It didn’t feel good and I was told that particular transition was, in fact, all kinds of ugly. Christy reminded me that a good transition needs to be ridden forward into the bridle. I asked for an upward transition, kicking and clucking, and got it three or four strides after I started asking. Groaning came from the middle of the arena. I performed a crappy transition down, and earned myself a lecture on ye olde half halt.
“You know how to do this,” Christy said. “And get him in front of your leg! Get the upward transition!”
I collected my thoughts and asked Frank to round, and then walk more energetically. As I asked for the upward transition, I tapped him with the whip and got a good response.
“That’s better,” was the assessment from the middle of the ring.
We did a few more transitions. I was keeping the trot quality decent and the upward transitions became very prompt, but wasn’t getting the half halts, and my downward transitions were pretty sloppy. I knew I needed to mentally and physically ride forward into the halt. I resolved to ride forward, even with the halt in mind. We did another walk/trot upward transition, and Frank was Johnny on the spot, earning us a compliment from Christy. I posted a few strides, sat softly while keeping leg on, then half halted from my core and he walked, finally garnering Christy’s approval.
“Okay, now I want to see a canter transition,” Christy said. “Errr,” I thought, and then told myself to shut up. “Yes, Boss,” I replied out loud, mentally saluting and snapping my heels together.
We did a nice upward transition and I asked Frank for some energy at the trot. I had to get him in front of my leg. Things felt pretty good, so I held my outside rein, sat gently and asked for the canter by raising my inside seat bone, which (I’m told) invites the canter by making space for a larger stride. Frank stepped neatly into his gorgeous, uphill canter. Within a few seconds I could feel myself grinning as Frank rolled along. I was somewhat aware of Christy saying something about swinging my hips and following the motion. I did, and I felt great – balanced, soft and secure leg, responsive and willing horse. In short, I felt like a million bucks. Lots of horsemen say there’s little that a good canter can’t cure, and they’re right.
We transitioned down to the trot on my terms, and I was still grinning, and Christy was too. “That was my goal for you tonight,” she said. “Good job.”

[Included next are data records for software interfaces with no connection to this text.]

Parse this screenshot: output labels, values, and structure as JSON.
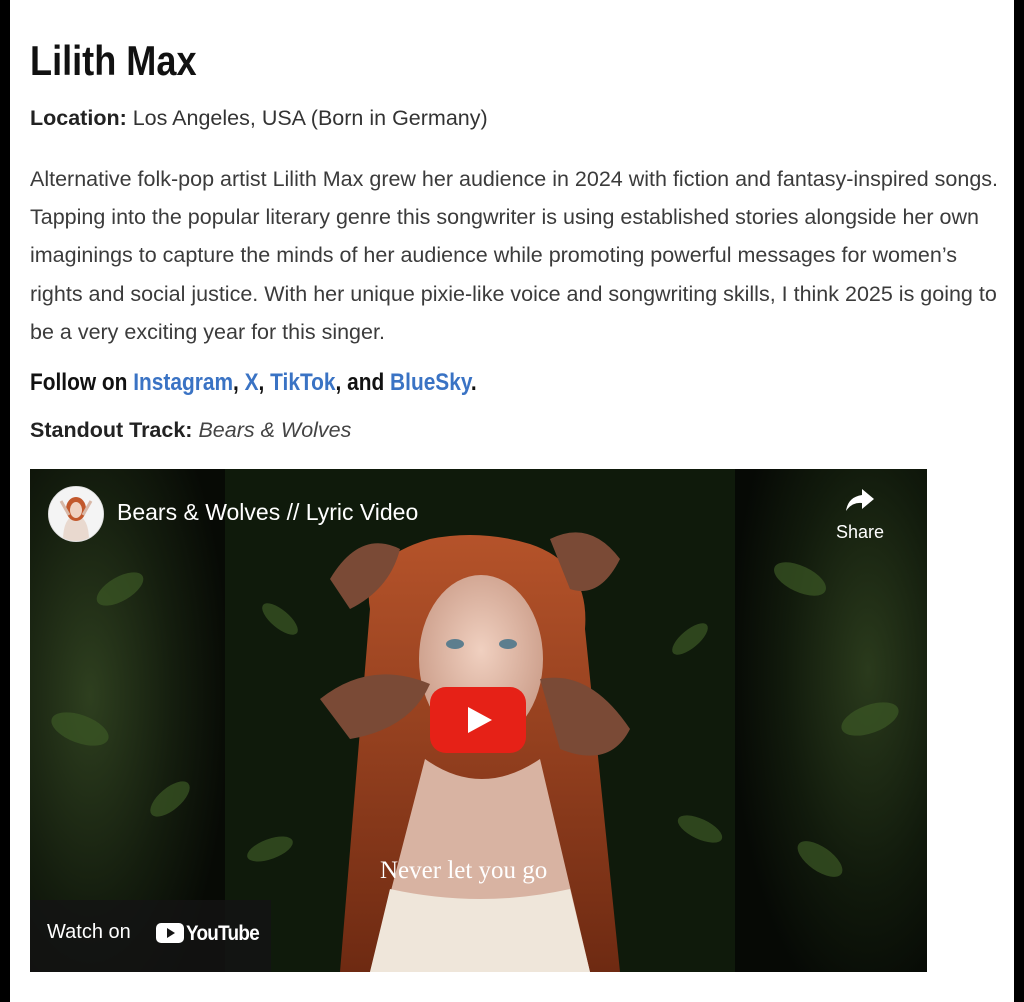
{
  "artist": {
    "name": "Lilith Max",
    "location_label": "Location:",
    "location_value": " Los Angeles, USA (Born in Germany)",
    "bio": "Alternative folk-pop artist Lilith Max grew her audience in 2024 with fiction and fantasy-inspired songs. Tapping into the popular literary genre this songwriter is using established stories alongside her own imaginings to capture the minds of her audience while promoting powerful messages for women’s rights and social justice. With her unique pixie-like voice and songwriting skills, I think 2025 is going to be a very exciting year for this singer."
  },
  "follow": {
    "prefix": "Follow on ",
    "links": [
      "Instagram",
      "X",
      "TikTok",
      "BlueSky"
    ],
    "sep1": ", ",
    "sep2": ", ",
    "sep3": ", and ",
    "suffix": "."
  },
  "standout": {
    "label": "Standout Track:",
    "track": "Bears & Wolves"
  },
  "video": {
    "title": "Bears & Wolves // Lyric Video",
    "share_label": "Share",
    "lyric_text": "Never let you go",
    "watch_on_label": "Watch on",
    "youtube_wordmark": "YouTube",
    "play_color": "#e62117"
  },
  "colors": {
    "link": "#3a73c4",
    "page_bg": "#ffffff",
    "frame_bg": "#000000"
  }
}
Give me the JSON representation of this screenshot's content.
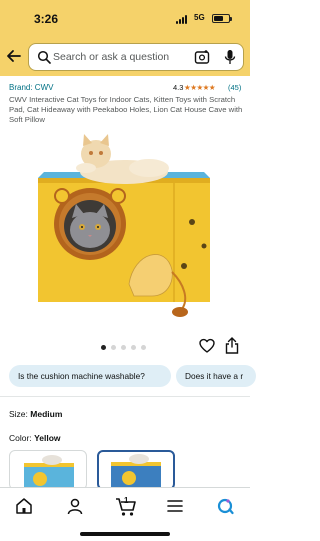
{
  "status_bar": {
    "time": "3:26",
    "network": "5G",
    "battery_level": 0.62
  },
  "search": {
    "placeholder": "Search or ask a question",
    "icons": [
      "back-arrow-icon",
      "search-icon",
      "camera-icon",
      "microphone-icon"
    ]
  },
  "product": {
    "brand": "Brand: CWV",
    "rating": "4.3",
    "stars": "★★★★★",
    "star_fraction": 0.86,
    "review_count": "(45)",
    "title": "CWV Interactive Cat Toys for Indoor Cats, Kitten Toys with Scratch Pad,   Cat Hideaway with Peekaboo Holes, Lion Cat House Cave with Soft Pillow"
  },
  "gallery": {
    "dot_count": 5,
    "active_index": 0,
    "actions": [
      "heart-icon",
      "share-icon"
    ]
  },
  "questions": [
    "Is the cushion machine washable?",
    "Does it have a r"
  ],
  "variations": {
    "size_label": "Size:",
    "size_value": "Medium",
    "color_label": "Color:",
    "color_value": "Yellow",
    "selected_swatch": 1
  },
  "nav": {
    "items": [
      "home-icon",
      "account-icon",
      "cart-icon",
      "menu-icon",
      "ai-assistant-icon"
    ],
    "cart_count": "1"
  },
  "colors": {
    "header": "#f5d26a",
    "link": "#007185",
    "star": "#de7921",
    "chip": "#dfeef6",
    "box_yellow": "#f2c530",
    "box_lid": "#5ab4dc"
  }
}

We wound up the lesson, talking about getting me on to some different horses, in order to hone my ability to think, feel and respond to various things different mounts throw at me. Christy also thinks that this will help me realize that I’m a better rider than I think I am. Maybe she’s right – and I like her holistic approach of dealing with the bats in my belfry as well as the tactical ride I give the horse I’m riding. I’m going to make a point of pursuing rides on a variety of mounts – a few of my friends at the barn have offered me a ride on their horses, and I’m going to take them up on their generous offers for which I’m very grateful.